At Purpose it was clear from the beginning that sustainable work is done and only 100% organic cotton is used. The processing of conventional cotton simply cannot be justified.
Organic cotton comes from seeds that have not been genetically modified and have been planted without the use of chemical pesticides and fertilizers. Organic cotton is grown using natural methods and benefits not only the soil, biodiversity, wildlife and the environment, but also the farmers. Their health and quality of life is greatly enhanced.
Better for our planet
In the cultivation of organic cotton, no chemicals are used. This also means that no harmful substances can get into adjacent lakes, rivers or oceans.
Even better, the water used in organic farming can be returned to the water source without causing harm and can be reused afterwards.
These positive impacts on water, wildlife and biodiversity mean that the welfare and livelihoods of cotton farmers and their fellow human beings are respected and protected.
Better for the people
For the cultivation of organic cotton is avoided any kind of toxic pesticides, which can lead to various health problems and even death. According to the UN, 200,000 people die each year worldwide due to the use of toxic pesticides.
While organic cotton crop yields may be smaller than conventional cotton, this has no impact on farmers' incomes because they have lower overall costs. Rotational farming and intercropping also benefit farmers by allowing them to supplement their food and income.
Since 1995, 300,000 farmers have committed suicide in the face of the high cost of genetically modified seeds, pesticides and chemical fertilizers.
In our garments, if then only recycled polyester is used. This makes, for example, a sweatshirt stronger or an accessory more robust.
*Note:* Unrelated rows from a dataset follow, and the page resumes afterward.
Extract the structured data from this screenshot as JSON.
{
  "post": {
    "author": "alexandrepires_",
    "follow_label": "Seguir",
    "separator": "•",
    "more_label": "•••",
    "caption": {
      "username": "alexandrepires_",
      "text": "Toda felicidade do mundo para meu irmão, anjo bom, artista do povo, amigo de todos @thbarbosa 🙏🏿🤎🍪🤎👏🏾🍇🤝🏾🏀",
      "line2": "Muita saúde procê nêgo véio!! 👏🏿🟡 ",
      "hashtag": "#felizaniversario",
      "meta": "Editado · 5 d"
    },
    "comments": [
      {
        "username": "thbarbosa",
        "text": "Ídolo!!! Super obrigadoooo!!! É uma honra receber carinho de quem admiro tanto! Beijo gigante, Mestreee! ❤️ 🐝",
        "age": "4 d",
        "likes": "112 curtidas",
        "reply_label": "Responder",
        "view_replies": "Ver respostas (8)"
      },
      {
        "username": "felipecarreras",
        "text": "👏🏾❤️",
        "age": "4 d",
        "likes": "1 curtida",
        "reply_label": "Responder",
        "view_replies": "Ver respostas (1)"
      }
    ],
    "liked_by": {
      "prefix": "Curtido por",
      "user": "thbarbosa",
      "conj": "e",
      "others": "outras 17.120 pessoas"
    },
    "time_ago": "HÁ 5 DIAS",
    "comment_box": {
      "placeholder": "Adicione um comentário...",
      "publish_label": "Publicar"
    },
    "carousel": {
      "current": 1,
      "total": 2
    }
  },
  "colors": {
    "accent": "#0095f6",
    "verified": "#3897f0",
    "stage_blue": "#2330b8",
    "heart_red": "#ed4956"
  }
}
The production of recycled polyester is much more energy efficient. In addition, it contributes to the management of plastic waste, which is one of the biggest environmental challenges of our time. Worldwide, about 9.5 million tons of plastic end up in our oceans every year, mostly after single use.